Civil Society Organisations, including CAN Europe, welcome the Commission’s non-paper on the next steps regarding the membership of the EU and Euratom to the Energy Charter Treaty (ECT). In particular, we strongly agree with the Commission Services that the EU’s withdrawal from the ECT is unavoidable and that a coordinated withdrawal of the EU and all Member States is by far the best option.
Why is an EU withdrawal unavoidable?
The ECT reform does not have enough political support: The European Parliament has rejected the reform as insufficient and called on the Commission and Member States to initiate a coordinated withdrawal. Over 1 million citizens have signed a petition for withdrawal and seven of the EU’s Member States have already decided to leave (France, Germany, the Netherlands, Poland, Spain, Luxembourg and Slovenia; Italy already left in 2016), including its major outward investors.
There is no plausible scenario for the reform to ever enter into force if the EU remains a member. EU ratification requires the consent of the European Parliament and all EU Member States (see this legal blog), including those that want to leave or have left.
The ECT is an obstacle to sovereign climate and energy policies, even if it were to be reformed. The French High Council on Climate has concluded that the ECT, “even in a modernised form, is not compatible with the pace of decarbonisation of the energy sector and the intensity of emissions reduction efforts needed by 2030, as reiterated by the IEA and assessed by the IPCC.” Recently, investors have also started launching cases against policies adopted in response to the energy price crisis (see for instance).

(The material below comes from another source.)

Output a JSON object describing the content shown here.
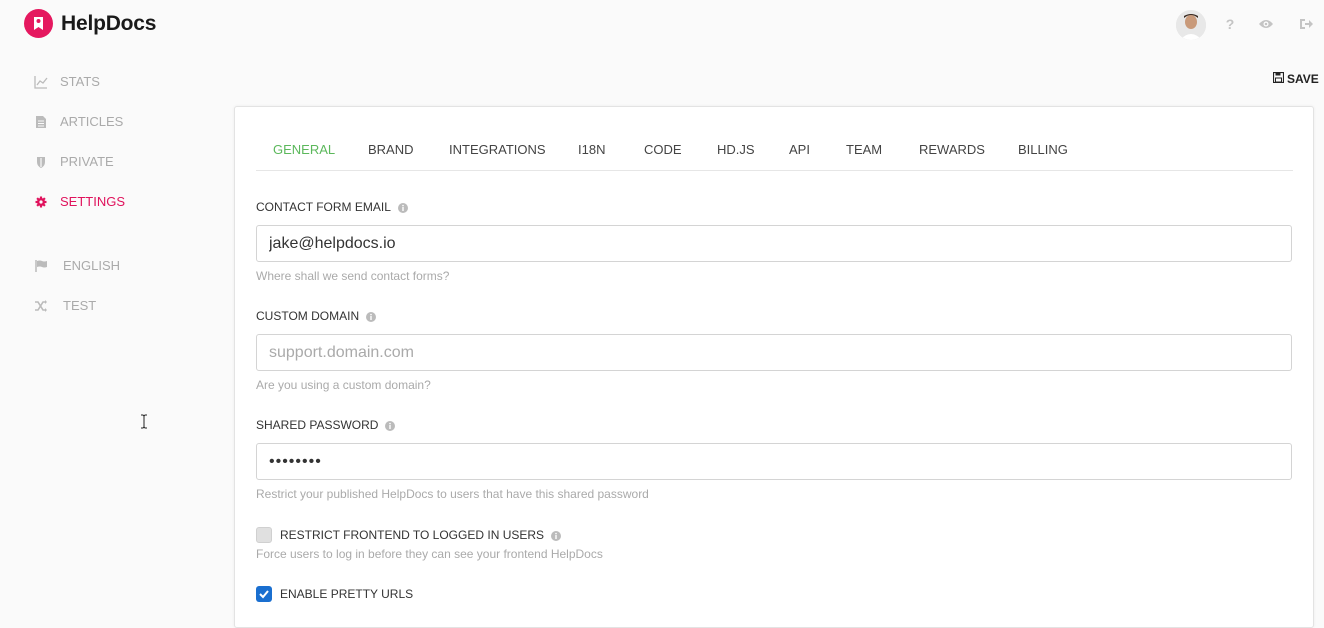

It is generally accepted that the current version of the ECT is fundamentally incompatible with EU law and the only way forward for the EU and the Member States to rectify this is a coordinated withdrawal.